The job is to find each line of the records below that includes the word "Layer" and copy it.

(Data records)
_ _ _ _ _

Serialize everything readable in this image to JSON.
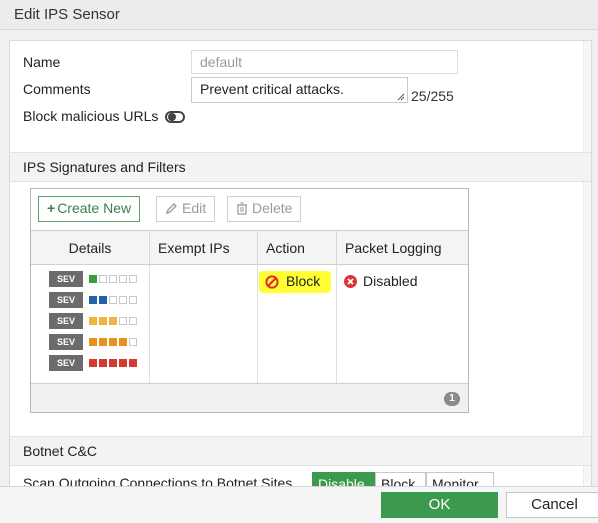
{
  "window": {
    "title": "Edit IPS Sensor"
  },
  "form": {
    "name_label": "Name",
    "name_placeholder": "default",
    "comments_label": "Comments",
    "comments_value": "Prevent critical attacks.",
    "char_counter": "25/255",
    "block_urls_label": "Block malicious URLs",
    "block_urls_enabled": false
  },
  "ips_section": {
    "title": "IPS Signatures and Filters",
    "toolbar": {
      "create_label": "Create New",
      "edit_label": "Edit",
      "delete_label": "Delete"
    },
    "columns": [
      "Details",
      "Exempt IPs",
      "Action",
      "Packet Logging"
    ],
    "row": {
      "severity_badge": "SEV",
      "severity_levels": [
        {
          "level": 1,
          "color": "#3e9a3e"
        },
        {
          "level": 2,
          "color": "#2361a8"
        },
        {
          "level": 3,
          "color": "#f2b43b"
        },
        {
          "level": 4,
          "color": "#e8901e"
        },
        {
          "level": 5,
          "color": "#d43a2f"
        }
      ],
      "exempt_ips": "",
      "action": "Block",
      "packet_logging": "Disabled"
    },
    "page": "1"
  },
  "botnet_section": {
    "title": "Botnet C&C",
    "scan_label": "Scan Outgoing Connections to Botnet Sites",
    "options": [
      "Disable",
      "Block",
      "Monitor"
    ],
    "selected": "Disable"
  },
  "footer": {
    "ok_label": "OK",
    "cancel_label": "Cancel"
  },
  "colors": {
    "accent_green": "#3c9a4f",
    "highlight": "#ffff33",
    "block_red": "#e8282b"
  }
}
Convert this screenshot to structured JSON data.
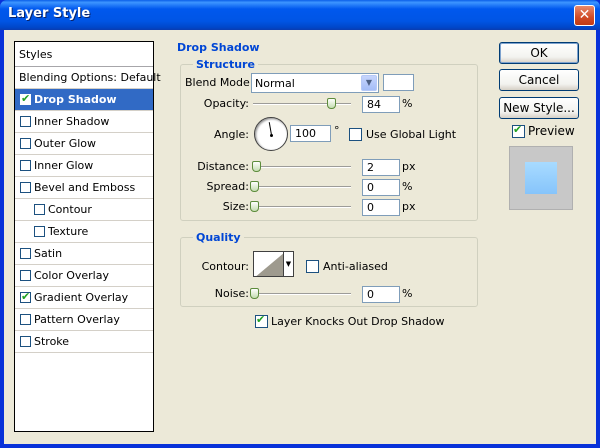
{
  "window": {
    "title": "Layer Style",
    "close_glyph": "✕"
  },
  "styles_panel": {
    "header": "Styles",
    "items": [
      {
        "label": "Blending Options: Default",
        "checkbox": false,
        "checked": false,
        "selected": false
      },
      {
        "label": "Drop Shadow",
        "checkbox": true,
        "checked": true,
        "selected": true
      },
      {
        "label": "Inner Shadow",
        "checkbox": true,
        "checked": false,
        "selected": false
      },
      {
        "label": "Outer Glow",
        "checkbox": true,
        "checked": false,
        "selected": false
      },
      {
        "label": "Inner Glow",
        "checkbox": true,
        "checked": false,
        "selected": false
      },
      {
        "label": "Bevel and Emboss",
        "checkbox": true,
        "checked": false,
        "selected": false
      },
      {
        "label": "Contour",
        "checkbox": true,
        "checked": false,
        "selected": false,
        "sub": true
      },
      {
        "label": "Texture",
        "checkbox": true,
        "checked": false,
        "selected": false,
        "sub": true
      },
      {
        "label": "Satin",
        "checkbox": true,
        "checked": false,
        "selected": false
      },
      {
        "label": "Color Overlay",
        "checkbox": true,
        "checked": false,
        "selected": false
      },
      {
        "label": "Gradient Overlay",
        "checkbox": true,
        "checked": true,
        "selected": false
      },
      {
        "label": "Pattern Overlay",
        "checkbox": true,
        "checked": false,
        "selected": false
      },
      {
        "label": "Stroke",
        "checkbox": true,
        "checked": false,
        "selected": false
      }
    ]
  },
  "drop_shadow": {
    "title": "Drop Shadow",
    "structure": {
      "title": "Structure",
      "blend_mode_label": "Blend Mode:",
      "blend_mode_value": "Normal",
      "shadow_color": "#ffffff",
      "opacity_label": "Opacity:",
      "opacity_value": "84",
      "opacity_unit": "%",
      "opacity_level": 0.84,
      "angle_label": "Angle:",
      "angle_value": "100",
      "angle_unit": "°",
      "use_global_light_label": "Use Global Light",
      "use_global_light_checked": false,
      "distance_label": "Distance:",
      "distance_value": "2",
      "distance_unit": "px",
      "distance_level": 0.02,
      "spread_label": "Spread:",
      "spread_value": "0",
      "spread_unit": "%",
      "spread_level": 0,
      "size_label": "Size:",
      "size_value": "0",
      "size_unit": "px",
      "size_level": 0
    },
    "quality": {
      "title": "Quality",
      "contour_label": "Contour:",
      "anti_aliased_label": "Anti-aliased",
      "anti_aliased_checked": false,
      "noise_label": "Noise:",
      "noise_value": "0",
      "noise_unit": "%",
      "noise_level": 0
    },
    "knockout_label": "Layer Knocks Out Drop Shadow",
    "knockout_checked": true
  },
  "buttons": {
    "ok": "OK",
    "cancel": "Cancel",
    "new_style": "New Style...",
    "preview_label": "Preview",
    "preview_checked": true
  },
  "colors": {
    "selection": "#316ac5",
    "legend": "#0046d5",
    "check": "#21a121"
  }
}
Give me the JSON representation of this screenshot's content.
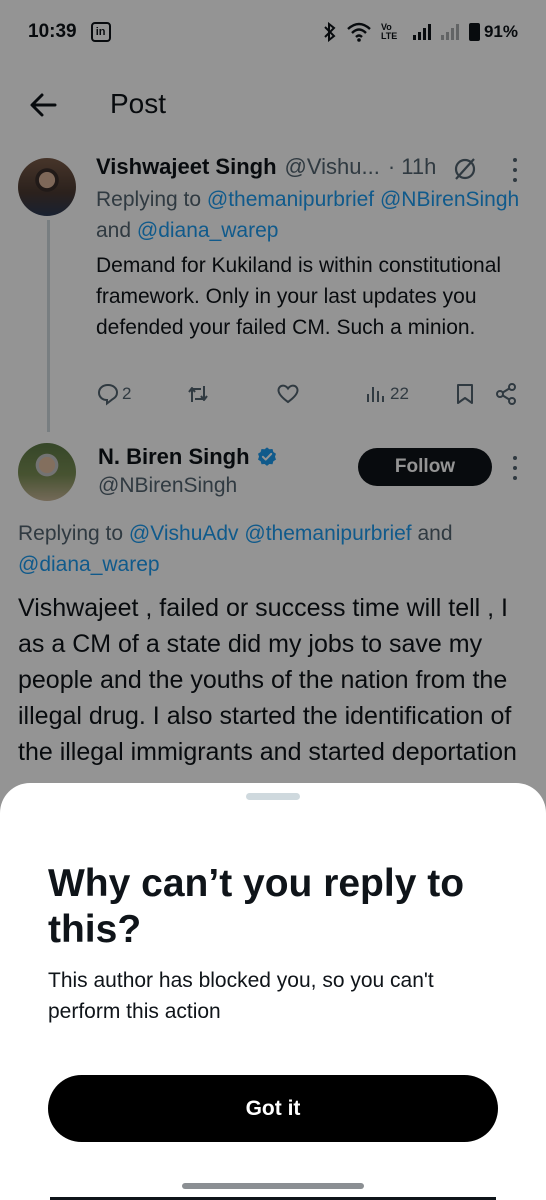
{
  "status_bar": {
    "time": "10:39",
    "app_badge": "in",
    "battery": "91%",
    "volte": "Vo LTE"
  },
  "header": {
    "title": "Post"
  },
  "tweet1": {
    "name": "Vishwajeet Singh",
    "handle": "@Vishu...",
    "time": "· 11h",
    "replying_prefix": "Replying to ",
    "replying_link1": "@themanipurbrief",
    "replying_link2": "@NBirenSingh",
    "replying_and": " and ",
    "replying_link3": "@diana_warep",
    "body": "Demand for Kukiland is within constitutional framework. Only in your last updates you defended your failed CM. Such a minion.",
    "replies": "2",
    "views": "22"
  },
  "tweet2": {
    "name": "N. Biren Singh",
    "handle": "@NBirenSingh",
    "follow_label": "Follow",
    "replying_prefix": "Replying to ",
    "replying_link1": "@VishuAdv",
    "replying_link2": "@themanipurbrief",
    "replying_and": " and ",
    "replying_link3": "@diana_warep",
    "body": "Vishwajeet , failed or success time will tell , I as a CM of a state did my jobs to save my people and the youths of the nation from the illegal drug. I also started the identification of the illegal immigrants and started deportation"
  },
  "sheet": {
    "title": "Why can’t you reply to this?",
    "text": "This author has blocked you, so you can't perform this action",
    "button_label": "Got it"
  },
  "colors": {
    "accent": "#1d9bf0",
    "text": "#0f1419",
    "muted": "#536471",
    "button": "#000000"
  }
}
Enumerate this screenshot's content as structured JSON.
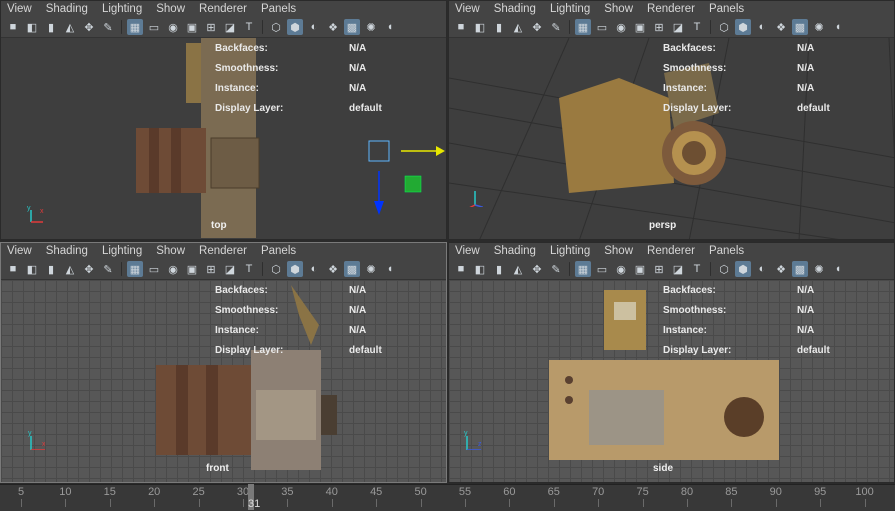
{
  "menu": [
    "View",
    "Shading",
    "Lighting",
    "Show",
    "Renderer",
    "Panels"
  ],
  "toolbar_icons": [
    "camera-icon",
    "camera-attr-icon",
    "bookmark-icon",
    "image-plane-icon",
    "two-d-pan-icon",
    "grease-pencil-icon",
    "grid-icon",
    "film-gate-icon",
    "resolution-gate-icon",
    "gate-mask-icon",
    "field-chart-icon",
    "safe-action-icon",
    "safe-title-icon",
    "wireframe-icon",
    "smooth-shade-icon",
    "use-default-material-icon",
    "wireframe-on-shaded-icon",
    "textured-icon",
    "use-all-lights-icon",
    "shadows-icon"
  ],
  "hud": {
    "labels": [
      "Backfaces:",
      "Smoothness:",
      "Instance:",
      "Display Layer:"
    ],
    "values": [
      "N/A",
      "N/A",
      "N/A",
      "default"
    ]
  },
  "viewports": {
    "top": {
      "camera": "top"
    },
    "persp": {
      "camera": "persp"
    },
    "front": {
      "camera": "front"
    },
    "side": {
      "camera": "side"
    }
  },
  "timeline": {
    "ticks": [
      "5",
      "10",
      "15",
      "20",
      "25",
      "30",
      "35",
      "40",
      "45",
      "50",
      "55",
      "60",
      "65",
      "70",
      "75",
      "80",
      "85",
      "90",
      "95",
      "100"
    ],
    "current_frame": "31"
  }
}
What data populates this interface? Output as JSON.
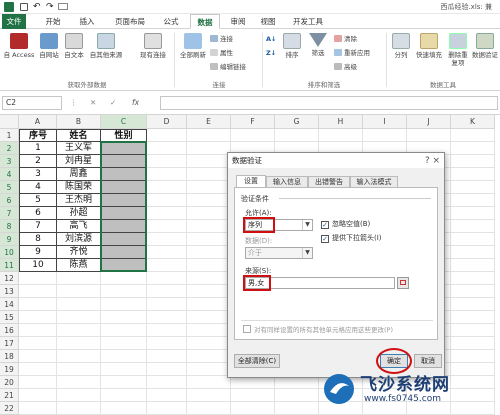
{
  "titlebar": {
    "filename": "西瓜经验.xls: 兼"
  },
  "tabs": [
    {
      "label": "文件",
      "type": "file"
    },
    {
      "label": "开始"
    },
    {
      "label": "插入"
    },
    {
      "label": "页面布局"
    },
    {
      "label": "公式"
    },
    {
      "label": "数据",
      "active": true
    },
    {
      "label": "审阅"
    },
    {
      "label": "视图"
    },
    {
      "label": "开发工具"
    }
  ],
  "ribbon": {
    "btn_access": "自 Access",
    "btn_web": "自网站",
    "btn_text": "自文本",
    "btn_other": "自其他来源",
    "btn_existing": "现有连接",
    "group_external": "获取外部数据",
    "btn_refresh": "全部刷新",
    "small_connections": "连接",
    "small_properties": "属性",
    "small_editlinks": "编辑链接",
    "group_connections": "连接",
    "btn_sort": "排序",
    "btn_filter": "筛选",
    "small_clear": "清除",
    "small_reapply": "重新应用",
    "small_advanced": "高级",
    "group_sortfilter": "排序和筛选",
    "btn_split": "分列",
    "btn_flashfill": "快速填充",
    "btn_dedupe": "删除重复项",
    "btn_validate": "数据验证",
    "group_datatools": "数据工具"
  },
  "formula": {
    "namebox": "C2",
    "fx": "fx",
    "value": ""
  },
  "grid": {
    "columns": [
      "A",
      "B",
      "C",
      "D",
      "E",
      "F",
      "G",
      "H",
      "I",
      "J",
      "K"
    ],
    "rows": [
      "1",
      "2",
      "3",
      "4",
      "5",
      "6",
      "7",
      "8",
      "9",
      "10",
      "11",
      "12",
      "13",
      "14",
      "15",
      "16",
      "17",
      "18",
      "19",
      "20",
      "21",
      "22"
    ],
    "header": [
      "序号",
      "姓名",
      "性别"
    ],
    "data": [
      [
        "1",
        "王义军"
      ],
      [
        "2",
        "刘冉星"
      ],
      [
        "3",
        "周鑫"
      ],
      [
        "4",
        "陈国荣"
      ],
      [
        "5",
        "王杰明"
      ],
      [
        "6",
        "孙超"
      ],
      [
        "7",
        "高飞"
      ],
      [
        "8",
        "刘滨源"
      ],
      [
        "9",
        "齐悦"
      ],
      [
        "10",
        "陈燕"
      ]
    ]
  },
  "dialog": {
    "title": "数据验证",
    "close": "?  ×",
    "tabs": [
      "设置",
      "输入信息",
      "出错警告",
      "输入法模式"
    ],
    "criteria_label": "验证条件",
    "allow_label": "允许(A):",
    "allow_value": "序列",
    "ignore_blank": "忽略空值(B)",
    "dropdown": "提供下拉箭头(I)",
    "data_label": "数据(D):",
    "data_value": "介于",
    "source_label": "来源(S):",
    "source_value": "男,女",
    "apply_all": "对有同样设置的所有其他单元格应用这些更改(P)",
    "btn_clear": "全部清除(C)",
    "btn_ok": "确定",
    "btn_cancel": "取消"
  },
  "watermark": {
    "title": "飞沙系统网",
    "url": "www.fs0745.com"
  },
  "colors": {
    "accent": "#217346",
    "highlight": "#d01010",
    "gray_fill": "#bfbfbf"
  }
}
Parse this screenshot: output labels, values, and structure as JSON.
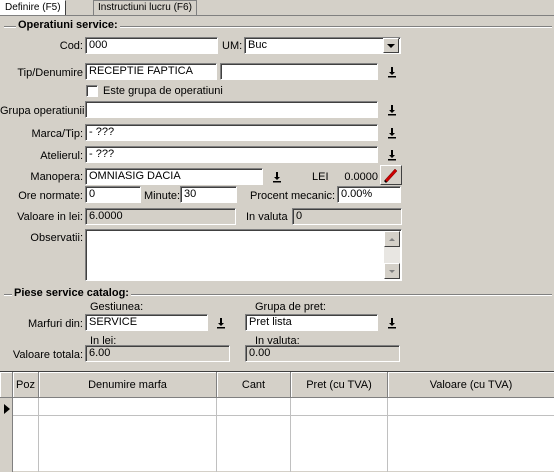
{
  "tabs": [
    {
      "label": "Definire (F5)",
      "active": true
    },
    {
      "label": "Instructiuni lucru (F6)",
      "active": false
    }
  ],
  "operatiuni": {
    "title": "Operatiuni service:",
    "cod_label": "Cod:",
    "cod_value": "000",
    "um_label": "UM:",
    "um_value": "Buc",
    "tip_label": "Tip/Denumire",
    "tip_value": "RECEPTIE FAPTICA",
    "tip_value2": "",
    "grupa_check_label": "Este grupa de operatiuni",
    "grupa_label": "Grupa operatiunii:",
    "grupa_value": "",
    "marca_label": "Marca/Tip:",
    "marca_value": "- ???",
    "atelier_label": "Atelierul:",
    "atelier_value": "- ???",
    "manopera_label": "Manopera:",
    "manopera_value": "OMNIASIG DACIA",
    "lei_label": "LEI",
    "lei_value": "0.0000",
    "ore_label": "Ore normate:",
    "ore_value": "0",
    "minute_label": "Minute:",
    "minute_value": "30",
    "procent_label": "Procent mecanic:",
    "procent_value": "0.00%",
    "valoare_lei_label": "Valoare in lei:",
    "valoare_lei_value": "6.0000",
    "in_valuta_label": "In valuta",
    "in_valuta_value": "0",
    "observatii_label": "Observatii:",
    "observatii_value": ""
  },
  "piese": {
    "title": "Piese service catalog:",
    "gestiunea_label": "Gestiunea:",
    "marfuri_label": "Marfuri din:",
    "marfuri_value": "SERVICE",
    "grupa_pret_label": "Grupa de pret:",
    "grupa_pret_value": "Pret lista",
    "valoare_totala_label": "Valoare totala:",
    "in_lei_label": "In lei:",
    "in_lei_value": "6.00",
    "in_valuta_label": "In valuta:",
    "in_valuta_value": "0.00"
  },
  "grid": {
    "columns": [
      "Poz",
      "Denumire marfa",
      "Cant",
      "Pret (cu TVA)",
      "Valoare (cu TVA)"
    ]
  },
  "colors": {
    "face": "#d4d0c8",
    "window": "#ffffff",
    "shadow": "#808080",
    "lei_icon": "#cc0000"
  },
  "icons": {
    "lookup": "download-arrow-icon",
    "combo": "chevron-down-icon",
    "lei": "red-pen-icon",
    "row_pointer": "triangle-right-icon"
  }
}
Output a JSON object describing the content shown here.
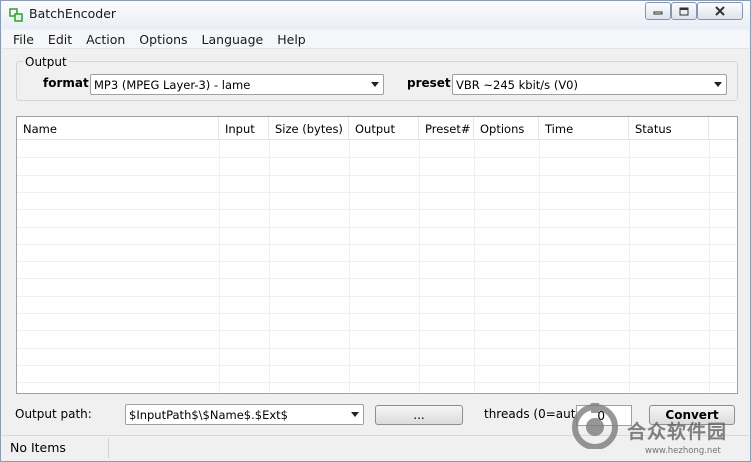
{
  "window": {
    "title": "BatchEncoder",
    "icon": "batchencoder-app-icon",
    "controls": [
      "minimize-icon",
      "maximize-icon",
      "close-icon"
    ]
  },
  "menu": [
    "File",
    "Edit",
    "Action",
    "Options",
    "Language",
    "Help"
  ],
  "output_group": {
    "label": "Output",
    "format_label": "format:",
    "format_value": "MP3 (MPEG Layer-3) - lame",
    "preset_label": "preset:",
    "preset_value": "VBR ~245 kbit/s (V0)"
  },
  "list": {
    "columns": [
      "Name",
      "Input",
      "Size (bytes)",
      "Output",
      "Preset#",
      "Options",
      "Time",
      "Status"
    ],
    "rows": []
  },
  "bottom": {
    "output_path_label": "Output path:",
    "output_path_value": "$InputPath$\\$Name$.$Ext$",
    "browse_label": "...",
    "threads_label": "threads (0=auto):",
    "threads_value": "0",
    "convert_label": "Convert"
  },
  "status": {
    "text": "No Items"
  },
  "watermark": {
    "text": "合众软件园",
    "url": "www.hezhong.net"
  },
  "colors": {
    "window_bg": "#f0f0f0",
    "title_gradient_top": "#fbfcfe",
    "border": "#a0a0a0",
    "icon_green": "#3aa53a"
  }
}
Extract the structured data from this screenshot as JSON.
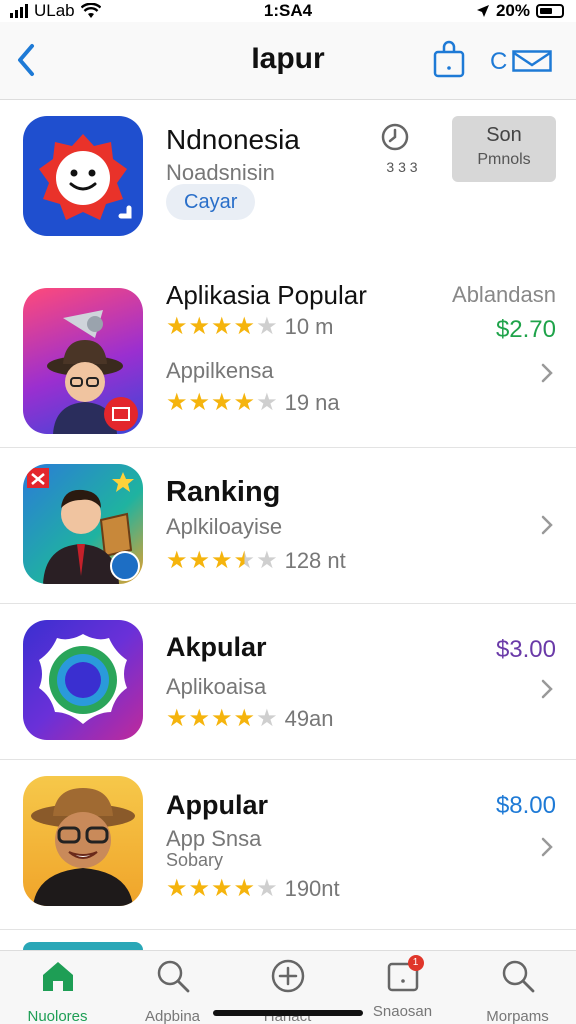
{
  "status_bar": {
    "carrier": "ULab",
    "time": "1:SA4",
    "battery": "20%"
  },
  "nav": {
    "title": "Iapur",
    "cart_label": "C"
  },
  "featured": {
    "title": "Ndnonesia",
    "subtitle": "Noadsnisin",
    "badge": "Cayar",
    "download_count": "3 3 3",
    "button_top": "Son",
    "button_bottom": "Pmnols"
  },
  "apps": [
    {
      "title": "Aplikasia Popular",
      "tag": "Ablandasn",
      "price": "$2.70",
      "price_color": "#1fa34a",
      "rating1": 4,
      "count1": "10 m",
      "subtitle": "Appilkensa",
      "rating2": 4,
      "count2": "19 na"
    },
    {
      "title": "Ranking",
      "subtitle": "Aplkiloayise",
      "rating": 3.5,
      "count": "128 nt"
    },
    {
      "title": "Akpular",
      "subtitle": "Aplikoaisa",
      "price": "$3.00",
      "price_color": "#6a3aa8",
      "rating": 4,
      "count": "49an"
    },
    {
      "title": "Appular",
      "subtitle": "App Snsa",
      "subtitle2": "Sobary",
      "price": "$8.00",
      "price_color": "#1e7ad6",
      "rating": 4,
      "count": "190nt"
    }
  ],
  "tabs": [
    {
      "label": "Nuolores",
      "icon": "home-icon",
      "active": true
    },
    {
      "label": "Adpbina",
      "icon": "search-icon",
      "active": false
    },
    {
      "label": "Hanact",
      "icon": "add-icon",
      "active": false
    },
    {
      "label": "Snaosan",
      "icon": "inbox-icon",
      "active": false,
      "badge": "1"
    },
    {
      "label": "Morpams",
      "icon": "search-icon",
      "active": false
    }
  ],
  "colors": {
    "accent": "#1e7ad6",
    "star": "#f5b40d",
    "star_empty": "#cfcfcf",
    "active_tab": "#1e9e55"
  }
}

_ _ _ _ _

Solution:
    "title": "Layer Style",
    "knockout_label": "Layer Knocks Out Drop Shadow",
      "Display Layer:"
    "format_value": "MP3 (MPEG Layer-3) - lame",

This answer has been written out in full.